Powerset’s intro to its search.
Powerset meets prosumer
First up, I was looking for information on the RIM-Apple war for the prosumer. A term that Wikipedia didn’t carry much of. Thus far, Powerset looks like any other search:
Google on prosumer
Google nails it right away. But note that we’re talking Wikipedia vs. the Web.
Powerset's interface at work
Next up, I was poking around for Bill Gates and Steve Jobs together. One item about semantic search may be user habits. I generally search on nouns out of habit. A semantic search could include Bill Gates stands next to Steve Jobs.
The need for Web indexing
The Google result shows how it’s critical for Powerset to index the Web. That means Powerset will need a lot more funding or be acquired, an outcome that would make a fine exit strategy.
Where Powerset shines
Where Powerset comes in handy is big generic terms and items–the kind of information that’s a Wikipedia specialty.
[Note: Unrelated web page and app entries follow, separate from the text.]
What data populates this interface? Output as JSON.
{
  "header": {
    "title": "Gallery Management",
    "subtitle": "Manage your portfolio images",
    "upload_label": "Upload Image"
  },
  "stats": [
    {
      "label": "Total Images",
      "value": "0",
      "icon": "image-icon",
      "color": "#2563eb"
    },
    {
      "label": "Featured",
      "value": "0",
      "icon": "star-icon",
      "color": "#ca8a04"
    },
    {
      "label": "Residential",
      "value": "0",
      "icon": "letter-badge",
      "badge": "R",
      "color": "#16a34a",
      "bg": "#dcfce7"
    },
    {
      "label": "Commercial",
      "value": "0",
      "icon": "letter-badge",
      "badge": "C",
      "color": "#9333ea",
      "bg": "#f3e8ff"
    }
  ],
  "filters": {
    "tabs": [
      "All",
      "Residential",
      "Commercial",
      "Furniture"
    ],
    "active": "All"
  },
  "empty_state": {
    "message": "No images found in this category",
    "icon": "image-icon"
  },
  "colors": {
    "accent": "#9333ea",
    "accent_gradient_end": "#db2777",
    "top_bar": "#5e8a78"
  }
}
My World War II search gives me a nice interface and key verbs that are relevant to my search on a high level.
And you can drill down on those terms. Here’s a look at how PowerSet grabs verbs and assigns them meaning.
Powerset good for browsing
While Powerset is great for browsing I already know what I’m looking for–Italy’s botched attack on Greece. Here’s a look at the Powerset breakout on Greece in World War II. If this were a Web search I’d expect to find a lot more references. For instance, I’d expect some information on how Mussolini had to get bailed out by Hitler.
For comparison’s sake I search on Google to find more information. Two Wikipedia entries lead the page. These items didn’t surface on Powerset.